Last week, we here at PAL joined 11 other consumer and public interest organizations in filing a amicus curiae (“friend of the Court”) brief in the case of Tafas / GSK v. Dudas et al. Details are below. PAL believes that manipulation of the patent process by pharmaceutical companies has a detrimental effect on consumers’ access to prescription drugs. The brief was written by the Public Patent Foundation, a member of the PAL coalition.

Press release issued by Public Patent Foundation:

Consumer and Public Interest Groups Back New U.S. Patent Rules That Would Curtail Abusive Behavior By Applicants

ALEXANDRIA, VA – December 20, 2007 – A coalition of consumer advocacy and public interest groups today filed legal papers supporting new U.S. Patent Office (USPTO) rules that would curtail abusive behavior by patent applicants and improve patent quality.

In a friend-of-the-court brief filed in U.S. District Court in Alexandria, VA., the groups urged that an injunction blocking the proposed rules be lifted and they be implemented immediately.

The proposed new regulations ask applicants to justify the need for more than two continuations per application and to assist the USPTO in performing initial technological research on applications that contain an excessive number of claims.

The groups joining in filing the Public Interest Amici brief are: The Public Patent Foundation (“PUBPAT”), Computer & Communications Industry Association (“CCIA”), AARP, Consumer Federation of America (“CFA”), Essential Action, Foundation for Taxpayer and Consumer Rights (“FTCR”), Initiative for Medicines, Access & Knowledge (“I-MAK”), Knowledge Ecology International (“KEI”), Prescription Access Litigation (“PAL”), Public Knowledge (“PK”), Research on Innovation (“ROI”), and Software Freedom Law Center (“SFLC”).

“The public interest overwhelmingly supports the USPTO’s Final Rules for at least two significant reasons,” the brief said. “First, they will enable the USPTO to curtail abuses of the patent application process made by those patent applicants who seek to pervert the system to gain an unfair advantage. Second, the Final Rules will help the USPTO improve patent quality, which is a critical issue for ensuring the patent system benefits the American public.”

The new rules were to have been implemented by the patent office on Nov. 1, but were blocked by suits brought by drug maker GlaxoSmithKline and inventor Triantafyllos Tafas.

Under current rules which allow unlimited continuations, USPTO examiners who have repeatedly rejected an application often face an endless stream of continuation applications that “may well succeed in ‘wearing down the examiner’, so that the applicant obtains a broad patent not because he deserves one, but because the examiner has neither the incentive nor will to hold out any longer,” according to professor Mark A. Lemley of Stanford Law School and Kimberly A. Moore, now a Circuit Judge on the U.S. Court of Appeals for the Federal Circuit.

Pharmaceutical companies are most likely to use continuations in order to help them keep monopolies over their drugs. According to the publication Nature Biotechnology, from 1995 to 1999, 41% of drug patents issued were based on continuations. In contrast only 22% of the patents issued in mechanical engineering were based on continuations.
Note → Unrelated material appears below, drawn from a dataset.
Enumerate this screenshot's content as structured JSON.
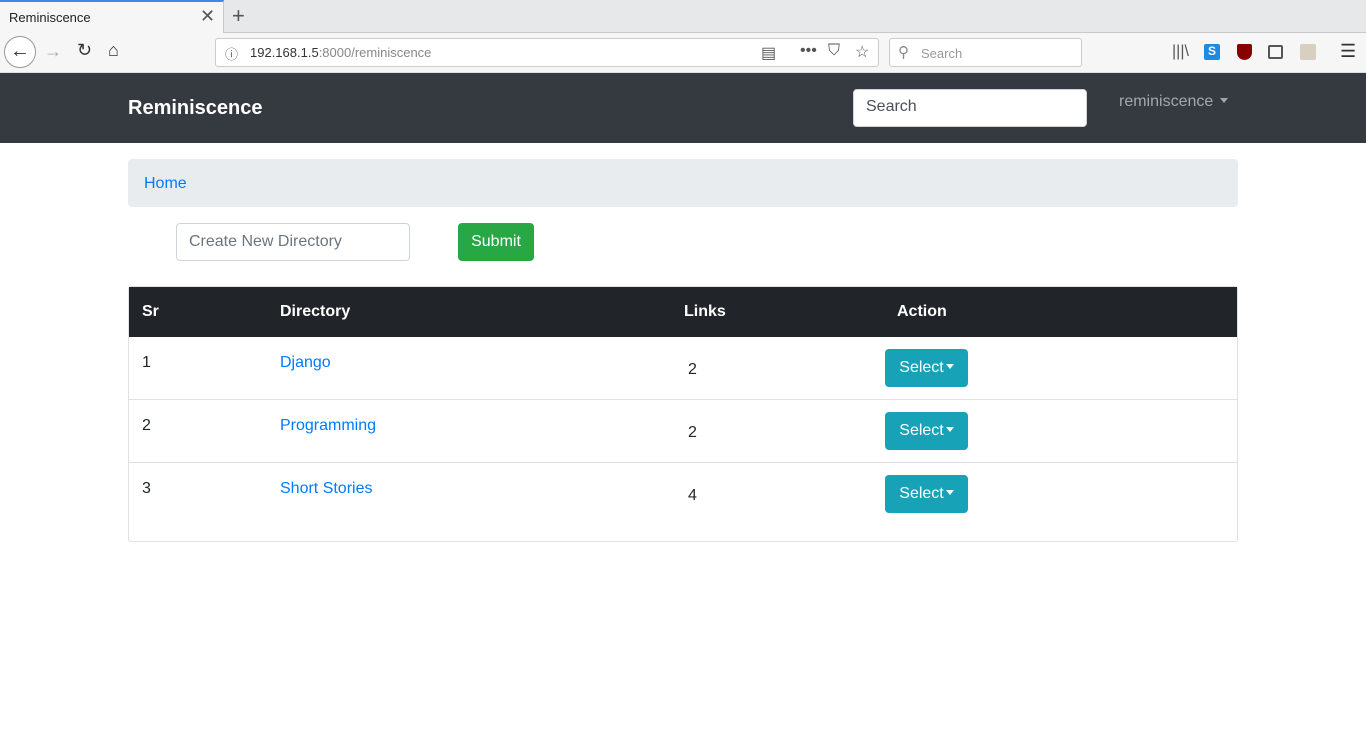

The consumer and public interest groups’ brief said the new rules would:

– Curtail abuse of continuation applications and unlimited claiming, – Help the USPTO improve patent quality, and – Increase patent office efficiency.

The legal papers, available below, also noted that while briefs filed opposing the new rules claimed they were acting in the “public interest”, in fact they represented the narrow interests of patent holders and patent attorneys.

“Congress has intentionally implemented a patent system that balances the incentives provided to patentees with the benefit to the public of the disclosure and ultimate dedication of the resulting inventions to society,” the consumer groups said. “Thus, the public interest lies in an efficiently functioning patent system, not one that is subject to abuse and manipulation.”

The consumer and public interest groups said that despite having various missions and activities, they are united in their belief that patent law and policy should be crafted to ensure that it benefits the public interest. They “firmly believe that the Final Rules would significantly advance both the general public interest and the specific aspects of the public interest that they each separately exist to represent. Thus, the Public Interest Amici have united in this brief to express a single voice in support of the Final Rules.”

Papers Filed By Public Interest Amici Curiae, Public Patent Foundation et al., in Tafas / GSK v. Dudas et al.